But the road to this happiness, Fran acknowledges, was bumpy for her, husband Paul, and sons Thad, 36, Vance, 32, and Ross, 29. Ross and Thad were both diagnosed with bipolar disorder so severe they required psychiatric hospitalizations. For years after that, Thad was estranged from the family. And on one awful night, when Ross was 16, Fran and Paul rushed him to the hospital after he told them he was planning to kill himself.

Life is much better now, mostly because the Szabos, led by Fran, faced the mental health issues head-on. And the challenges were formidable. psychiatrist for advice on breaking the ice and also reached out to Thad, inspiring his older brother to reconnect with the family.

Acknowledge bipolar disorder. A parent’s natural inclination, says Ross, is to fix the problem by finding the best treatment. But first, ask how your child feels about the diagnosis. Ross says he was in denial, and only after he accepted the diagnosis did he take responsibility for his treatment.

Don’t feel sorry for yourself if bipolar disorder is in your family. Even on the worst days, Fran tried to stay positive. At one point, when Ross was so depressed he dropped out of college and was sleeping 16 hours a day, Fran encouraged him to get a part-time job and take just two courses at the nearby community college. “You don’t have to prove anything to me,” she told him. “Just prove something to yourself.” He did and it helped him begin to take control of the disease and his life.

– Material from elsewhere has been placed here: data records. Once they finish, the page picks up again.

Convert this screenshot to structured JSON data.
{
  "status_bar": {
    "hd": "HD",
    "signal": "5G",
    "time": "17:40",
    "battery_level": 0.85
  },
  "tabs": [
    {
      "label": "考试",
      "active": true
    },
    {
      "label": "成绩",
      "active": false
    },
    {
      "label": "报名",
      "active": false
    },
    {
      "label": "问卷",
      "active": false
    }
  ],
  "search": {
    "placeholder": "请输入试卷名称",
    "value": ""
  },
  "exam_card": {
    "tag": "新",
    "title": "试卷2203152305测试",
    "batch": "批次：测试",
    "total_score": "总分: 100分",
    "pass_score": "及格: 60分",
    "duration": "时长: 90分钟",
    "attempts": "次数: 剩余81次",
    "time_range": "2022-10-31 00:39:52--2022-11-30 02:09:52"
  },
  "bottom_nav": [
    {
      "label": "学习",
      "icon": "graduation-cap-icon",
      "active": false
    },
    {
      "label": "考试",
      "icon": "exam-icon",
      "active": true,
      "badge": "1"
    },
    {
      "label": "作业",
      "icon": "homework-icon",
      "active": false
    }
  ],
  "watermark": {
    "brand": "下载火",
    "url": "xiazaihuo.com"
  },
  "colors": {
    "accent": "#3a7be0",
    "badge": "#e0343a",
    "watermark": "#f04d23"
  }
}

Tell a friend about bipolar disorder. While it’s important to connect with family, Ross says, teens should reach out to peers, too — whether it’s pals who “get it” or a more formal support group.